Carmagnola could be called the capital of peppers. In fact, in the areas between Turin and Cuneo, there has been one variety cultivated for about a century which is unique both for its shape and flavor. As well as having a particularly beneficial climate, there’s also a strong agricultural tradition that reigns in this region, and it involves nearly 80% of the population.
The spread of peppers throughout Italy is owed to Domenico Ferrero, an entrepreneur and merchant from Balon in Turin. It was his initiative to bring together the farmers of Carmagnola and the surroundings to create a more organized marketplace. The starting point was introducing targeted irrigation techniques, and regular transport to the market in Porta Palazzo. Between the first and second world wars, pepper cultivation spread and by the late 1940s the Carmagnola pepper festival was launched. Still today, it’s held between the end of August and beginning of September and represents a true institution for the local economy. But this pepper variety has also known periods of crisis, especially due to competition from Dutch and Spanish imports. The Institute of the Carmagnola Pepper Consortium took important steps for the protection of these ecotypes, adding them to the list of 2000 traditional agricultural products of Piedmont. The harvest, which farmers still do manually with a sack on their backs, starts in late June and continues through late October.

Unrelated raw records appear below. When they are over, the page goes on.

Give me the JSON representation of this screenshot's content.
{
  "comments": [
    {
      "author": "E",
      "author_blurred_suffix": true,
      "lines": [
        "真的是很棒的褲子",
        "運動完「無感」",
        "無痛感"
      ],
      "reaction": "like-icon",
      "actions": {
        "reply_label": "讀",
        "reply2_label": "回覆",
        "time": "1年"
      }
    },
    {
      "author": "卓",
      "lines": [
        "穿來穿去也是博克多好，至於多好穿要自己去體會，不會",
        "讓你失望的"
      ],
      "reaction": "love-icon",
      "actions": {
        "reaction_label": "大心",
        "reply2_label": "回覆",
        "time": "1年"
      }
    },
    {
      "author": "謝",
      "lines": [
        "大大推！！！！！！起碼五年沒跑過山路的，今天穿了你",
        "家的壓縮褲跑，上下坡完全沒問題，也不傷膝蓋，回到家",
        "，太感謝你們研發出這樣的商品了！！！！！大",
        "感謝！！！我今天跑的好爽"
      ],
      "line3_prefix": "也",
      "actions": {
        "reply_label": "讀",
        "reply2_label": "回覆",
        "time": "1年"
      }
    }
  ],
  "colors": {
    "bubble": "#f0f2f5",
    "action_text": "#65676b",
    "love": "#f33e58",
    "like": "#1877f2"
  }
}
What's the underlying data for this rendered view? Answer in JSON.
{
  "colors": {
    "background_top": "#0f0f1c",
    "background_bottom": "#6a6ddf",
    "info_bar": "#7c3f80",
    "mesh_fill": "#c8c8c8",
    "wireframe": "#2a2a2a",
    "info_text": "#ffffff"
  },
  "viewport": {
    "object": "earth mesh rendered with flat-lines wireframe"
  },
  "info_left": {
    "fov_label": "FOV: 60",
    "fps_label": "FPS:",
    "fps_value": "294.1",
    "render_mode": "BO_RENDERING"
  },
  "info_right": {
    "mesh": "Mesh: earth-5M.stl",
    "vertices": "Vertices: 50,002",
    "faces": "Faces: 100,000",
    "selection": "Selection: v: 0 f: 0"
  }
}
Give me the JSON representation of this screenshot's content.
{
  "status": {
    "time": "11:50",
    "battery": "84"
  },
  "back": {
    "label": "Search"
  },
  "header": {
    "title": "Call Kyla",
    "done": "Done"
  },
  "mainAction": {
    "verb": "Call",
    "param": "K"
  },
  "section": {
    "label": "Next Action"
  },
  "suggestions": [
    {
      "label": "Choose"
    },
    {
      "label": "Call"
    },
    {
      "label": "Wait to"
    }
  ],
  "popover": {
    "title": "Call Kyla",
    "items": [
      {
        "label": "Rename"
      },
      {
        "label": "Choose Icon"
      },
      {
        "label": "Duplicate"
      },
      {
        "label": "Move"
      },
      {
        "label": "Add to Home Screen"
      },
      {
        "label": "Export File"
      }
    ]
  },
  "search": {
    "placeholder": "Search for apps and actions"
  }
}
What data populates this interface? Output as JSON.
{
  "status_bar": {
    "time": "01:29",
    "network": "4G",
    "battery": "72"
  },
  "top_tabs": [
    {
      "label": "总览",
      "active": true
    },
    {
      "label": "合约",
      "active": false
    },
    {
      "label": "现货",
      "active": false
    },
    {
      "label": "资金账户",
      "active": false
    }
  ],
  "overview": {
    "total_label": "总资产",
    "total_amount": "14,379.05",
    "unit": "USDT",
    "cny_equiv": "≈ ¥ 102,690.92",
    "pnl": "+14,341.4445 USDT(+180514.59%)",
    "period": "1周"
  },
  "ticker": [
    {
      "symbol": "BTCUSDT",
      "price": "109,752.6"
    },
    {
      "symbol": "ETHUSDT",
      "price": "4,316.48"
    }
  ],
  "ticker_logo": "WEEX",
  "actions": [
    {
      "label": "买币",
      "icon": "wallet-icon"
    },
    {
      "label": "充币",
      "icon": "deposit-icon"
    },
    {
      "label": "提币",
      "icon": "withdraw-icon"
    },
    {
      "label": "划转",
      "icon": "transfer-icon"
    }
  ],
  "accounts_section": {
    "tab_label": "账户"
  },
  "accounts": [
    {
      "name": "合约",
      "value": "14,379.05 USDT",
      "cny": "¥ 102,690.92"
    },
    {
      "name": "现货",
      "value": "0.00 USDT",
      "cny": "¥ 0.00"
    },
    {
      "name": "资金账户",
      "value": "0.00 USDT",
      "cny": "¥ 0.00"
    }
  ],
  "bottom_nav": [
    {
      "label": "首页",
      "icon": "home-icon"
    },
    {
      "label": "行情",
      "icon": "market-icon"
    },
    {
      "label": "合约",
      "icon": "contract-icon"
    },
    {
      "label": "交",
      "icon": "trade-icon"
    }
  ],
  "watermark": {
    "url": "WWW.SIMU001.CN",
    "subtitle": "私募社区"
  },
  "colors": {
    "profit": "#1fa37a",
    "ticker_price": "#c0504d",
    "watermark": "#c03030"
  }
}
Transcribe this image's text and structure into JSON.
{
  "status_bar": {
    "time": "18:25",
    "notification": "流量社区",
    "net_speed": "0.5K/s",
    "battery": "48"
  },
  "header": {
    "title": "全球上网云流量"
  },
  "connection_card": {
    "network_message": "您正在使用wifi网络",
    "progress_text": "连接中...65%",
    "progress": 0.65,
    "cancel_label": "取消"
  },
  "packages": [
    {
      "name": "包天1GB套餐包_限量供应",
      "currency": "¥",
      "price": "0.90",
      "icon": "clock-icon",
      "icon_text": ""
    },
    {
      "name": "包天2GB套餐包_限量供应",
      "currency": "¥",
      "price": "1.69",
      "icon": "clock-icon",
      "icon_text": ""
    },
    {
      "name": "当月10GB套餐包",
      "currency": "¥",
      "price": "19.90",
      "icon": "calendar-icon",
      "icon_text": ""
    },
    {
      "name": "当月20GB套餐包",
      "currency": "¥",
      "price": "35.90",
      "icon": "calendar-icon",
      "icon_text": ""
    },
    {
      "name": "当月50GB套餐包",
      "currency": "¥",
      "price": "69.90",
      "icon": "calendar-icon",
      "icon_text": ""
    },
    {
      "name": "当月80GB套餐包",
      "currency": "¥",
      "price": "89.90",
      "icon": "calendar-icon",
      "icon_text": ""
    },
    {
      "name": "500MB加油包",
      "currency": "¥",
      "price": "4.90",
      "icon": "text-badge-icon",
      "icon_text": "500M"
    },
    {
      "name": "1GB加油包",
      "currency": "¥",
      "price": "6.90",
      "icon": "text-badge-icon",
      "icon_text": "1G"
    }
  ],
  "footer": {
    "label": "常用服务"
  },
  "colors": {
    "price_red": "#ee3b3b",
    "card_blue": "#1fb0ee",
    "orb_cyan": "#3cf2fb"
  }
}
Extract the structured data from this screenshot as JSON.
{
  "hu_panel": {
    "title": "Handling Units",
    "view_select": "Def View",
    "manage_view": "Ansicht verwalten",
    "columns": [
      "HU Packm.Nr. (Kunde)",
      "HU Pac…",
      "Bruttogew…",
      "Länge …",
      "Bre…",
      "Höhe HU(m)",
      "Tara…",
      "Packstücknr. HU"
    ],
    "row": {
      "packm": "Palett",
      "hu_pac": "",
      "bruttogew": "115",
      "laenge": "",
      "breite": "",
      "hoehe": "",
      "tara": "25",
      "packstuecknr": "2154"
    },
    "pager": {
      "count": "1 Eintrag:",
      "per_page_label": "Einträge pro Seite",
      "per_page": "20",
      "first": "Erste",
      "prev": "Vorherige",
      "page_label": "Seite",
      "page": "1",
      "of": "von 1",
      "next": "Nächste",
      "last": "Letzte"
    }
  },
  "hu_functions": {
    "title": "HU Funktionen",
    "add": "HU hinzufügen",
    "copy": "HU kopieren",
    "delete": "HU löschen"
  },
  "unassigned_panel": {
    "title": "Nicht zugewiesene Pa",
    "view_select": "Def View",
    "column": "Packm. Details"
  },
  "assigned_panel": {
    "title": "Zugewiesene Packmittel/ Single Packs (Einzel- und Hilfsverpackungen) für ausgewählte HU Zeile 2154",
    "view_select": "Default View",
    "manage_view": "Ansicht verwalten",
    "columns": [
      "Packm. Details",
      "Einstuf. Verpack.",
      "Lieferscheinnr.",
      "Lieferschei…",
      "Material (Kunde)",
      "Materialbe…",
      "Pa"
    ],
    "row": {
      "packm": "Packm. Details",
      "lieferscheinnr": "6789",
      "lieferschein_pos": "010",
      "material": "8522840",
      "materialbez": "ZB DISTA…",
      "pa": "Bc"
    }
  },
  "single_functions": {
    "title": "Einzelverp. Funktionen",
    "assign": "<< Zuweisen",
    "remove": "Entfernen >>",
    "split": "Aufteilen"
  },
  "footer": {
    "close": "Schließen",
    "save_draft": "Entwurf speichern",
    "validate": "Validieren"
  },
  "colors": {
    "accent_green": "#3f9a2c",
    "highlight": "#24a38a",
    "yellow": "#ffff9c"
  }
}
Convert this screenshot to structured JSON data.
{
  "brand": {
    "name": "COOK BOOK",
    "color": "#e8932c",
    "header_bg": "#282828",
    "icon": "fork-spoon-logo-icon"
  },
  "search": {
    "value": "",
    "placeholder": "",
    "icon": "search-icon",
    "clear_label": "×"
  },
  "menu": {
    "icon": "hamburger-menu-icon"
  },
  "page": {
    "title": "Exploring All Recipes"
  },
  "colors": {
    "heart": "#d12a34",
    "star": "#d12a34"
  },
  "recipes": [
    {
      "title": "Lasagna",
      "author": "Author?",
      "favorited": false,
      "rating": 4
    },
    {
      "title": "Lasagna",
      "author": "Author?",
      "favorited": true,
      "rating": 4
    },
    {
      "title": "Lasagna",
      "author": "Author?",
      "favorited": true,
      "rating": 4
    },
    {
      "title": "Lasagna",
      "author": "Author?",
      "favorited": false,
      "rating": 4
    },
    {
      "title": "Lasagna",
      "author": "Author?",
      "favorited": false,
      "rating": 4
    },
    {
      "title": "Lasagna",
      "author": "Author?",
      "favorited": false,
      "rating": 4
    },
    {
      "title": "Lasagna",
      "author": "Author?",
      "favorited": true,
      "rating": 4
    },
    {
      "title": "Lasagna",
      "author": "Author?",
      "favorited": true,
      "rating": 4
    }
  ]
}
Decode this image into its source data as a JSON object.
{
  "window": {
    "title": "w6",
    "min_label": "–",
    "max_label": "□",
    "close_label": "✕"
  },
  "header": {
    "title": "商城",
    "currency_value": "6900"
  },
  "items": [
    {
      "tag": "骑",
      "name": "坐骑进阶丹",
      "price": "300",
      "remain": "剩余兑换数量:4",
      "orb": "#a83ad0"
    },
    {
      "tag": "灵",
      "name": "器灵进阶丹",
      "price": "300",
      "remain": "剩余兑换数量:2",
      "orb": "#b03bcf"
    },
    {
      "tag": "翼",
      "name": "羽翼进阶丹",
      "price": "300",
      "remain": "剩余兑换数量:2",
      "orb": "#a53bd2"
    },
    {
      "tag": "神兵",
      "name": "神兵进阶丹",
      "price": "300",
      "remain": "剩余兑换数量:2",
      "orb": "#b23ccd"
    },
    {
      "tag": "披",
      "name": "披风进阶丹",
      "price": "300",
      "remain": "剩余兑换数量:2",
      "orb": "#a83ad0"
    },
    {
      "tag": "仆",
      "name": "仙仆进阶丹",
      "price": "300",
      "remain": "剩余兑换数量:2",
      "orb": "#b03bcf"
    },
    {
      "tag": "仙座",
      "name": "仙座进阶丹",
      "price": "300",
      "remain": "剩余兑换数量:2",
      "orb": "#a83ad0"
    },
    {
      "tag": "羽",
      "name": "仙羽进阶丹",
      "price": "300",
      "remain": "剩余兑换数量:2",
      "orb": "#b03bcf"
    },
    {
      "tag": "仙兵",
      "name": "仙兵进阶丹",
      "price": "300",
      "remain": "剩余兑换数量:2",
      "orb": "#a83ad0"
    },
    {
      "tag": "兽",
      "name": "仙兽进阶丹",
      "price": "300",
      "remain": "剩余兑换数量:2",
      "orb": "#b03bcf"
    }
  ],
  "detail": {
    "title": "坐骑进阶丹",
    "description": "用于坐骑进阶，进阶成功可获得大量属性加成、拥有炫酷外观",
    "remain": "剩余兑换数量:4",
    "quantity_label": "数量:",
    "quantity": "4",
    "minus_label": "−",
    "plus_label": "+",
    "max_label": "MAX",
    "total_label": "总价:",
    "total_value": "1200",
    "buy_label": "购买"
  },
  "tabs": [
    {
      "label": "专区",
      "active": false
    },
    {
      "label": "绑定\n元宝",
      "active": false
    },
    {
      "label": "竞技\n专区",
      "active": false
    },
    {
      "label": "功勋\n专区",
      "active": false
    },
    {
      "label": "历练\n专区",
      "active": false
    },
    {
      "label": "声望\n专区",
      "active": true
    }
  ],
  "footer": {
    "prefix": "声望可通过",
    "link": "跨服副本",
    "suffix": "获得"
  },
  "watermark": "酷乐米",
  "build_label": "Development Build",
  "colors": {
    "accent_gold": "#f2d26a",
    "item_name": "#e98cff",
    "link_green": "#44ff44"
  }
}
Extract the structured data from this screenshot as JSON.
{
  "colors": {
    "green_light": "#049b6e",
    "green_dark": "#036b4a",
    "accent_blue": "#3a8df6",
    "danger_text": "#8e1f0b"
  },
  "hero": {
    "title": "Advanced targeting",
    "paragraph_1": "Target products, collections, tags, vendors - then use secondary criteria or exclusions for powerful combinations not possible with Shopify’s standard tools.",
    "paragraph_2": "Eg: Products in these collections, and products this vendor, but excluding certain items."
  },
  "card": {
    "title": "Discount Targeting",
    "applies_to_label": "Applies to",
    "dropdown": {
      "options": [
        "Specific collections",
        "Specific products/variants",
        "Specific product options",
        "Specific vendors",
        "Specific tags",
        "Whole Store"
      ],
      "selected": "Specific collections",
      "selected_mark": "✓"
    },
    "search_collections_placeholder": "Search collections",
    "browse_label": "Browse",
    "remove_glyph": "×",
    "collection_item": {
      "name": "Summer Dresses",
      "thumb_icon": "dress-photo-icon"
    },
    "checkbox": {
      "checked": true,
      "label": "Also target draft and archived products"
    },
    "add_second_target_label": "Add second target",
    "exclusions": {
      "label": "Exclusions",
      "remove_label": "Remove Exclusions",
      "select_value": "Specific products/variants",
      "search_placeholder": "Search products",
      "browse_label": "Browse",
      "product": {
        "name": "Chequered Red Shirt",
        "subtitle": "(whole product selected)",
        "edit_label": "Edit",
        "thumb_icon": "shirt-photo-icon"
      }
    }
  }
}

There are four types of Carmagnola peppers, which can each be identified by shape and flavor. The ‘corno’ or ‘lungo’ type is yellow or red with a long, conical shape. Another, the Quadrato, is green with a more flattened shape, while the ‘Trottola’ is shaped like a spinning top. Lastly, the “tomaticot’ or “tumaticot” is a hybrid, with a flatter shape at the ends like a tomato, and is also yellow or red. This variety is unique because of its extra sweet flavor. In fact, it’s best to eat them plain, or as food connoisseur Renato Dominici recommends, raw with just a drizzle of extra virgin olive oil or in ‘Bagna Caoda’ (a traditional recipe from Piedmont). They’re also excellent roasted, in oil, pickled or in chutney. Or, as in ancient Piedmont tradition, soto rapa (in vine leaves). There’s also a type of pasta called “carmagnolotto” which is made by stuffing agnolotto pasta with peppers, hemp flour and buffalo milk ricotta, all at zero kilometers and made specially for the festival.
Did you know that?
Every year this vegetable is the star of a 10-day festival called Peperò. “King peppers” (‘re povron in the local dialect, and their partners ‘povronera’) have been celebrated for more than 70 years with this grand end-of-summer event, which takes place between late August and early September. During the 2010 festival, the biggest peperonata stew in the world was made, putting Camagnola in the Guinness Book of World Records. While waiting for IGP (Protected Geographical Indication) status, the Ministry of Agricultural, Food and Forestry Policies added it to the list of Traditional Agricultural Products, while the variety “Ox horn” has obtained a Slowfood Presidium.